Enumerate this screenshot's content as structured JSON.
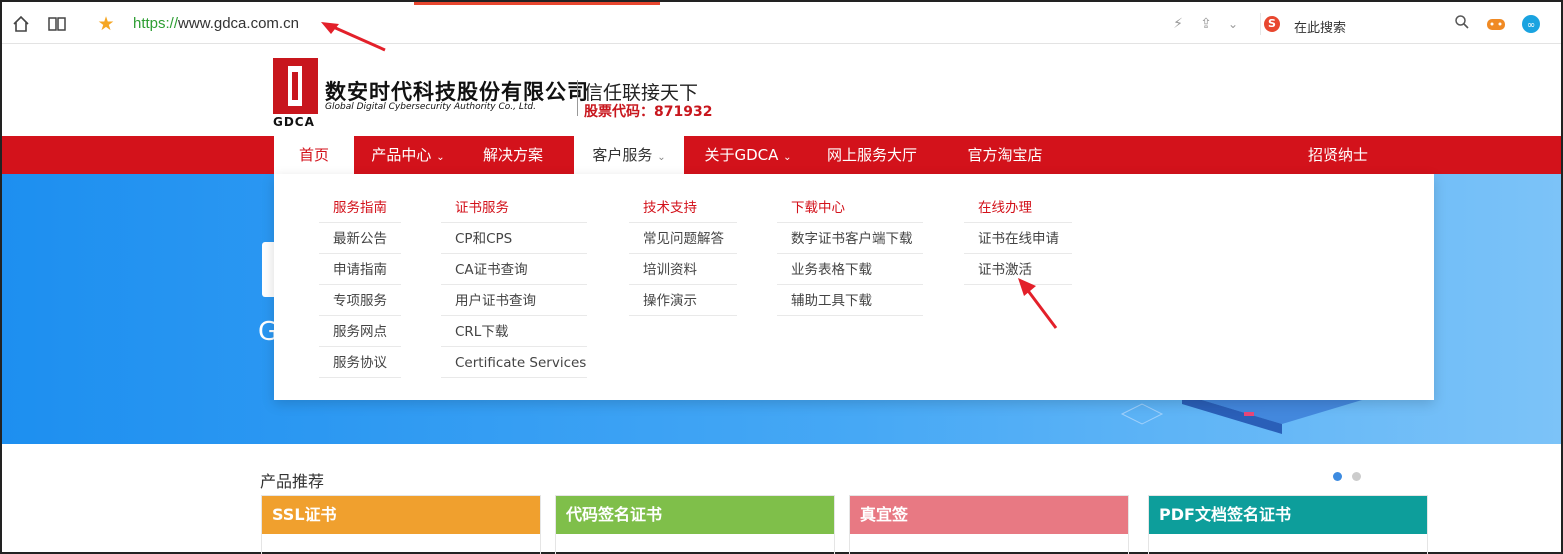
{
  "browser": {
    "url_scheme": "https://",
    "url_host": "www.gdca.com.cn",
    "search_placeholder": "在此搜索",
    "icons": [
      "home-icon",
      "reader-icon",
      "star-icon",
      "bolt-icon",
      "share-icon",
      "chevron-down-icon",
      "sogou-icon",
      "search-icon",
      "game-icon",
      "extension-icon"
    ]
  },
  "header": {
    "logo_text": "GDCA",
    "company_cn": "数安时代科技股份有限公司",
    "company_en": "Global Digital Cybersecurity Authority Co., Ltd.",
    "slogan": "信任联接天下",
    "stock": "股票代码：871932"
  },
  "nav": {
    "items": [
      {
        "label": "首页"
      },
      {
        "label": "产品中心"
      },
      {
        "label": "解决方案"
      },
      {
        "label": "客户服务"
      },
      {
        "label": "关于GDCA"
      },
      {
        "label": "网上服务大厅"
      },
      {
        "label": "官方淘宝店"
      },
      {
        "label": "招贤纳士"
      }
    ]
  },
  "dropdown": {
    "columns": [
      {
        "head": "服务指南",
        "items": [
          "最新公告",
          "申请指南",
          "专项服务",
          "服务网点",
          "服务协议"
        ]
      },
      {
        "head": "证书服务",
        "items": [
          "CP和CPS",
          "CA证书查询",
          "用户证书查询",
          "CRL下载",
          "Certificate Services"
        ]
      },
      {
        "head": "技术支持",
        "items": [
          "常见问题解答",
          "培训资料",
          "操作演示"
        ]
      },
      {
        "head": "下载中心",
        "items": [
          "数字证书客户端下载",
          "业务表格下载",
          "辅助工具下载"
        ]
      },
      {
        "head": "在线办理",
        "items": [
          "证书在线申请",
          "证书激活"
        ]
      }
    ]
  },
  "products": {
    "title": "产品推荐",
    "cards": [
      {
        "label": "SSL证书",
        "color": "#f0a02e"
      },
      {
        "label": "代码签名证书",
        "color": "#7fbf4a"
      },
      {
        "label": "真宜签",
        "color": "#e87983"
      },
      {
        "label": "PDF文档签名证书",
        "color": "#0d9e9b"
      }
    ]
  },
  "colors": {
    "brand_red": "#d3121b",
    "banner_blue": "#2d9bf2",
    "annotation_red": "#e3202a"
  }
}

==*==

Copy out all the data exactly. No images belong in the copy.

Enumerate this screenshot's content as structured JSON.
{
  "browser": {
    "url_scheme": "https://",
    "url_host": "www.gdca.com.cn",
    "search_placeholder": "在此搜索",
    "icons": [
      "home-icon",
      "reader-icon",
      "star-icon",
      "bolt-icon",
      "share-icon",
      "chevron-down-icon",
      "sogou-icon",
      "search-icon",
      "game-icon",
      "extension-icon"
    ]
  },
  "header": {
    "logo_text": "GDCA",
    "company_cn": "数安时代科技股份有限公司",
    "company_en": "Global Digital Cybersecurity Authority Co., Ltd.",
    "slogan": "信任联接天下",
    "stock": "股票代码：871932"
  },
  "nav": {
    "items": [
      {
        "label": "首页"
      },
      {
        "label": "产品中心"
      },
      {
        "label": "解决方案"
      },
      {
        "label": "客户服务"
      },
      {
        "label": "关于GDCA"
      },
      {
        "label": "网上服务大厅"
      },
      {
        "label": "官方淘宝店"
      },
      {
        "label": "招贤纳士"
      }
    ]
  },
  "dropdown": {
    "columns": [
      {
        "head": "服务指南",
        "items": [
          "最新公告",
          "申请指南",
          "专项服务",
          "服务网点",
          "服务协议"
        ]
      },
      {
        "head": "证书服务",
        "items": [
          "CP和CPS",
          "CA证书查询",
          "用户证书查询",
          "CRL下载",
          "Certificate Services"
        ]
      },
      {
        "head": "技术支持",
        "items": [
          "常见问题解答",
          "培训资料",
          "操作演示"
        ]
      },
      {
        "head": "下载中心",
        "items": [
          "数字证书客户端下载",
          "业务表格下载",
          "辅助工具下载"
        ]
      },
      {
        "head": "在线办理",
        "items": [
          "证书在线申请",
          "证书激活"
        ]
      }
    ]
  },
  "products": {
    "title": "产品推荐",
    "cards": [
      {
        "label": "SSL证书",
        "color": "#f0a02e"
      },
      {
        "label": "代码签名证书",
        "color": "#7fbf4a"
      },
      {
        "label": "真宜签",
        "color": "#e87983"
      },
      {
        "label": "PDF文档签名证书",
        "color": "#0d9e9b"
      }
    ]
  },
  "colors": {
    "brand_red": "#d3121b",
    "banner_blue": "#2d9bf2",
    "annotation_red": "#e3202a"
  }
}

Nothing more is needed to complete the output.